== What you should do ==
Without altering a single character, set down all of the data below.

(Recorded data)

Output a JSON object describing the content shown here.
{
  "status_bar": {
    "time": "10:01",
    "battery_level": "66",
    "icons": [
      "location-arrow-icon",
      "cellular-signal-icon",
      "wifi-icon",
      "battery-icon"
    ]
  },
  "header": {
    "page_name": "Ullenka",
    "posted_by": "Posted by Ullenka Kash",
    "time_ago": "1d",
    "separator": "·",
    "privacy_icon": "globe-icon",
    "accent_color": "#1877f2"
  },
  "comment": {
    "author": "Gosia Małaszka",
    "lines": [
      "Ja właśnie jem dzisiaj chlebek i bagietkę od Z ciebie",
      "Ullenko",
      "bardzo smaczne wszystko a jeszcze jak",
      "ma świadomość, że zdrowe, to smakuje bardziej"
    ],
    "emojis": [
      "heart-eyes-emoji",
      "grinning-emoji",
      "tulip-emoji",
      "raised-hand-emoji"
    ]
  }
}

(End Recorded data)

== Written answer ==
Output a JSON object describing the content shown here.
{
  "status_bar": {
    "time": "10:01",
    "battery_level": "66",
    "icons": [
      "location-arrow-icon",
      "cellular-signal-icon",
      "wifi-icon",
      "battery-icon"
    ]
  },
  "header": {
    "page_name": "Ullenka",
    "posted_by": "Posted by Ullenka Kash",
    "time_ago": "1d",
    "separator": "·",
    "privacy_icon": "globe-icon",
    "accent_color": "#1877f2"
  },
  "comment": {
    "author": "Gosia Małaszka",
    "lines": [
      "Ja właśnie jem dzisiaj chlebek i bagietkę od Z ciebie",
      "Ullenko",
      "bardzo smaczne wszystko a jeszcze jak",
      "ma świadomość, że zdrowe, to smakuje bardziej"
    ],
    "emojis": [
      "heart-eyes-emoji",
      "grinning-emoji",
      "tulip-emoji",
      "raised-hand-emoji"
    ]
  }
}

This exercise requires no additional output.